Read the records beneath this task and copy every line that contains the string "Bruce".

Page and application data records
***
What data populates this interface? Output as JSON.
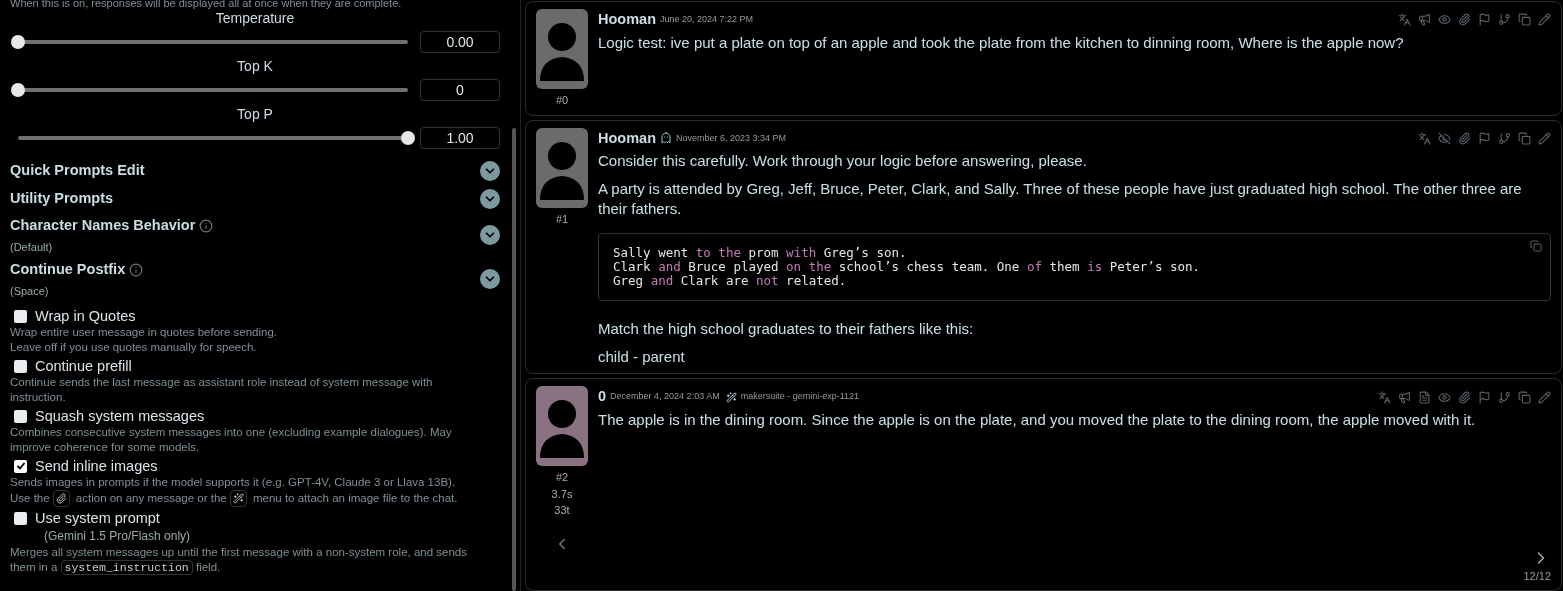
{
  "settings": {
    "intro_note": "When this is on, responses will be displayed all at once when they are complete.",
    "sliders": [
      {
        "label": "Temperature",
        "level": 0,
        "value": "0.00"
      },
      {
        "label": "Top K",
        "level": 0,
        "value": "0"
      },
      {
        "label": "Top P",
        "level": 1,
        "value": "1.00"
      }
    ],
    "sections": [
      {
        "title": "Quick Prompts Edit",
        "info": false
      },
      {
        "title": "Utility Prompts",
        "info": false
      },
      {
        "title": "Character Names Behavior",
        "info": true,
        "subtitle": "(Default)"
      },
      {
        "title": "Continue Postfix",
        "info": true,
        "subtitle": "(Space)"
      }
    ],
    "options": [
      {
        "label": "Wrap in Quotes",
        "checked": false,
        "description": [
          [
            {
              "kind": "text",
              "text": "Wrap entire user message in quotes before sending."
            }
          ],
          [
            {
              "kind": "text",
              "text": "Leave off if you use quotes manually for speech."
            }
          ]
        ]
      },
      {
        "label": "Continue prefill",
        "checked": false,
        "description": [
          [
            {
              "kind": "text",
              "text": "Continue sends the last message as assistant role instead of system message with instruction."
            }
          ]
        ]
      },
      {
        "label": "Squash system messages",
        "checked": false,
        "description": [
          [
            {
              "kind": "text",
              "text": "Combines consecutive system messages into one (excluding example dialogues). May improve coherence for some models."
            }
          ]
        ]
      },
      {
        "label": "Send inline images",
        "checked": true,
        "description": [
          [
            {
              "kind": "text",
              "text": "Sends images in prompts if the model supports it (e.g. GPT-4V, Claude 3 or Llava 13B)."
            }
          ],
          [
            {
              "kind": "text",
              "text": "Use the"
            },
            {
              "kind": "paperclip"
            },
            {
              "kind": "text",
              "text": "action on any message or the"
            },
            {
              "kind": "wand"
            },
            {
              "kind": "text",
              "text": "menu to attach an image file to the chat."
            }
          ]
        ]
      },
      {
        "label": "Use system prompt",
        "checked": false,
        "note": "(Gemini 1.5 Pro/Flash only)",
        "description": [
          [
            {
              "kind": "text",
              "text": "Merges all system messages up until the first message with a non-system role, and sends them in a"
            },
            {
              "kind": "code",
              "text": "system_instruction"
            },
            {
              "kind": "text",
              "text": "field."
            }
          ]
        ]
      }
    ]
  },
  "messages": [
    {
      "kind": "user",
      "name": "Hooman",
      "ghost": false,
      "date": "June 20, 2024 7:22 PM",
      "index": "#0",
      "actions": [
        {
          "kind": "translate"
        },
        {
          "kind": "narrate"
        },
        {
          "kind": "visible"
        },
        {
          "kind": "attach"
        },
        {
          "kind": "checkpoint"
        },
        {
          "kind": "branch"
        },
        {
          "kind": "copy"
        },
        {
          "kind": "edit"
        }
      ],
      "body": [
        {
          "kind": "text",
          "text": "Logic test: ive put a plate on top of an apple and took the plate from the kitchen to dinning room, Where is the apple now?"
        }
      ]
    },
    {
      "kind": "user",
      "name": "Hooman",
      "ghost": true,
      "date": "November 6, 2023 3:34 PM",
      "index": "#1",
      "actions": [
        {
          "kind": "translate"
        },
        {
          "kind": "hidden"
        },
        {
          "kind": "attach"
        },
        {
          "kind": "checkpoint"
        },
        {
          "kind": "branch"
        },
        {
          "kind": "copy"
        },
        {
          "kind": "edit"
        }
      ],
      "body": [
        {
          "kind": "text",
          "text": "Consider this carefully. Work through your logic before answering, please."
        },
        {
          "kind": "text",
          "text": "A party is attended by Greg, Jeff, Bruce, Peter, Clark, and Sally. Three of these people have just graduated high school. The other three are their fathers."
        },
        {
          "kind": "code",
          "lines": [
            [
              {
                "t": "Sally went ",
                "k": false
              },
              {
                "t": "to the",
                "k": true
              },
              {
                "t": " prom ",
                "k": false
              },
              {
                "t": "with",
                "k": true
              },
              {
                "t": " Greg’s son.",
                "k": false
              }
            ],
            [
              {
                "t": "Clark ",
                "k": false
              },
              {
                "t": "and",
                "k": true
              },
              {
                "t": " Bruce played ",
                "k": false
              },
              {
                "t": "on the",
                "k": true
              },
              {
                "t": " school’s chess team. One ",
                "k": false
              },
              {
                "t": "of",
                "k": true
              },
              {
                "t": " them ",
                "k": false
              },
              {
                "t": "is",
                "k": true
              },
              {
                "t": " Peter’s son.",
                "k": false
              }
            ],
            [
              {
                "t": "Greg ",
                "k": false
              },
              {
                "t": "and",
                "k": true
              },
              {
                "t": " Clark are ",
                "k": false
              },
              {
                "t": "not",
                "k": true
              },
              {
                "t": " related.",
                "k": false
              }
            ]
          ]
        },
        {
          "kind": "text",
          "text": "Match the high school graduates to their fathers like this:"
        },
        {
          "kind": "text",
          "text": "child - parent"
        }
      ]
    },
    {
      "kind": "character",
      "name": "0",
      "ghost": false,
      "date": "December 4, 2024 2:03 AM",
      "model": "makersuite - gemini-exp-1121",
      "index": "#2",
      "timer": "3.7s",
      "tokens": "33t",
      "swipes": "12/12",
      "actions": [
        {
          "kind": "translate"
        },
        {
          "kind": "narrate"
        },
        {
          "kind": "prompt"
        },
        {
          "kind": "visible"
        },
        {
          "kind": "attach"
        },
        {
          "kind": "checkpoint"
        },
        {
          "kind": "branch"
        },
        {
          "kind": "copy"
        },
        {
          "kind": "edit"
        }
      ],
      "body": [
        {
          "kind": "text",
          "text": "The apple is in the dining room. Since the apple is on the plate, and you moved the plate to the dining room, the apple moved with it."
        }
      ]
    }
  ]
}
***
● **SOLUTION BELOW**:
          "text": "A party is attended by Greg, Jeff, Bruce, Peter, Clark, and Sally. Three of these people have just graduated high school. The other three are their fathers."
                "t": " Bruce played ",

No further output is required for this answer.